Israel's Silicon Wadi: The Forces Behind Cluster Formation
By the end of the 1990s Israel had formed one of the world's most successful high-technology clusters. The core of the Israeli cluster is based on the Information and Communication Technologies (ICT) industry consisting of software, data communications, electro-optics, hardware design, and internet technologies, which together generated $15 billion in export revenues in 2000. Two different sources account for the success of the cluster: one, long-term advantages that Israel possesses in ICT, and two, short-run exogenous factors that hastened the formation of the cluster during the 1990s, and produced strong cluster effects. Israel's long-term comparative advantage is based on its endowments of production factors for labor-based high technology: A stock of (initially) underemployed high-skilled labor, a stock of research knowledge in some specific areas within ICT such as data security, and an abundance of relevant entrepreneurial and organizational skills. In addition, the government has introduced provisions that reduced costs and increased reliability such as support for industrial research. In the short run, the Internet and telecommunications boom of the 1990s had a tremendous impact on the success of Israeli firms, as the stock of knowledge in Israel (particularly from the military) was highly suited to tackling certain aspects of the Internet and telecommunications. New government policies also stimulated the formation and growth of firms. The presence of many more firms led to cluster effects, defined as positive benefits from the presence of other firms, independently of other location characteristics.

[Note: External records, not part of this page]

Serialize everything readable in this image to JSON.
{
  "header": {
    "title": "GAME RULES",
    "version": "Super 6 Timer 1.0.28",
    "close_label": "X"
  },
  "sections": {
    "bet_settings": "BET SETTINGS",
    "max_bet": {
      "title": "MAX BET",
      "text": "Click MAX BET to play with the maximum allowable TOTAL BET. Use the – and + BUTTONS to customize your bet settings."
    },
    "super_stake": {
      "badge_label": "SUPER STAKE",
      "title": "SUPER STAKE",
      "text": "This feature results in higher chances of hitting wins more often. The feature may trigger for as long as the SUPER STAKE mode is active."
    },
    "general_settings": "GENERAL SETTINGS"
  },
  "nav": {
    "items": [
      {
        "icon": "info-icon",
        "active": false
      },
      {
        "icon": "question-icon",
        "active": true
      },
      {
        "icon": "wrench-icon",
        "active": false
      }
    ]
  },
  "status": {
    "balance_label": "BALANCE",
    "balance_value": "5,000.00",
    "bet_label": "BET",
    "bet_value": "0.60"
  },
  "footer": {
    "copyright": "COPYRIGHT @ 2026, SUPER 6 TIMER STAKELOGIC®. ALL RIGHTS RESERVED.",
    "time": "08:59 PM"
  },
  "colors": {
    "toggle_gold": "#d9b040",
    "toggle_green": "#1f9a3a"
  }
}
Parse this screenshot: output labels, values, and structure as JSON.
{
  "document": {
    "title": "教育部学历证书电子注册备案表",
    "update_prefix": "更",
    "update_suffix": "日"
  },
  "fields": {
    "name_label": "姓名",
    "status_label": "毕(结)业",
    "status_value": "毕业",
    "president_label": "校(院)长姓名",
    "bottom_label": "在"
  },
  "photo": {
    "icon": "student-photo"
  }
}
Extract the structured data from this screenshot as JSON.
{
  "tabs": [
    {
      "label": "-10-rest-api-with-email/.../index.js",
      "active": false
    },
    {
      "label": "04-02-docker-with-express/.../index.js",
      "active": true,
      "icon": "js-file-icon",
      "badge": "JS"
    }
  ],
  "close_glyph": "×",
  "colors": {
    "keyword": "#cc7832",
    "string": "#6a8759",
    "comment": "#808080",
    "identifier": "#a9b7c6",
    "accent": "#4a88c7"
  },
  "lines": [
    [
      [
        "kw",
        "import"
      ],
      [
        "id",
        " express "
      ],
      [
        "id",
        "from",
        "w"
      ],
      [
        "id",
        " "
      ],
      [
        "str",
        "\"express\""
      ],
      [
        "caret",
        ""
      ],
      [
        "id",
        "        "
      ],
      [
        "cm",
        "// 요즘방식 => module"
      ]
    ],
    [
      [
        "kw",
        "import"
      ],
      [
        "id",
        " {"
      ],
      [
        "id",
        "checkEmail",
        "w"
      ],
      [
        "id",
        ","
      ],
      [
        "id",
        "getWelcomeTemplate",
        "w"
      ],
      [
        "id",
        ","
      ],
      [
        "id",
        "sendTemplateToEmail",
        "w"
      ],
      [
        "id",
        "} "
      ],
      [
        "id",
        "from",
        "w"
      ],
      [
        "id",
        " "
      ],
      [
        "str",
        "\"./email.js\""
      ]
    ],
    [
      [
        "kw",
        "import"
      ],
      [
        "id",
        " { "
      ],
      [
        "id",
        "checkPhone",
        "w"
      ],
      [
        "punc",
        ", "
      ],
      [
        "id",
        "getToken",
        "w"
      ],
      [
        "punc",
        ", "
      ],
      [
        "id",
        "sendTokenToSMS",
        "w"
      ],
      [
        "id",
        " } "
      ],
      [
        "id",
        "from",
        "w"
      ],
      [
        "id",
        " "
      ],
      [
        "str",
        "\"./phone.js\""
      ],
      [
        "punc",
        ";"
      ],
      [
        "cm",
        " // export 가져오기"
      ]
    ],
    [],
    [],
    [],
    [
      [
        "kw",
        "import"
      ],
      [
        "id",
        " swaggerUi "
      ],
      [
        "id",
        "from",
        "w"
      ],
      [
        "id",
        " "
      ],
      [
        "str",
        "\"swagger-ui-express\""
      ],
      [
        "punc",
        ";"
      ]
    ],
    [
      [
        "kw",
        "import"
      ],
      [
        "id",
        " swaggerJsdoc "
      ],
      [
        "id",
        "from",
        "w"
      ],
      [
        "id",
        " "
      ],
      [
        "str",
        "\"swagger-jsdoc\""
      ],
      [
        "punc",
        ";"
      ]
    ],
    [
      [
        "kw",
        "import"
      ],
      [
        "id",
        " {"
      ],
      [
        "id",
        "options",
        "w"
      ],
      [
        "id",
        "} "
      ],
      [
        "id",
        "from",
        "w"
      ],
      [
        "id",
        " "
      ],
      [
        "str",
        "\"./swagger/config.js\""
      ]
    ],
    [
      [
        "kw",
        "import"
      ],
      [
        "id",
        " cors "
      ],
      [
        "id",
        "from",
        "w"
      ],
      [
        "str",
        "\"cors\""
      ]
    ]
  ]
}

Cluster effects include: professional networks with other ICT firms in Israel and firms founded by Israelis abroad (these networks existed previously but have become more valuable); and specialized services in areas such as venture capital (as there are now over 100 funds), executive recruiting, legal and management consulting.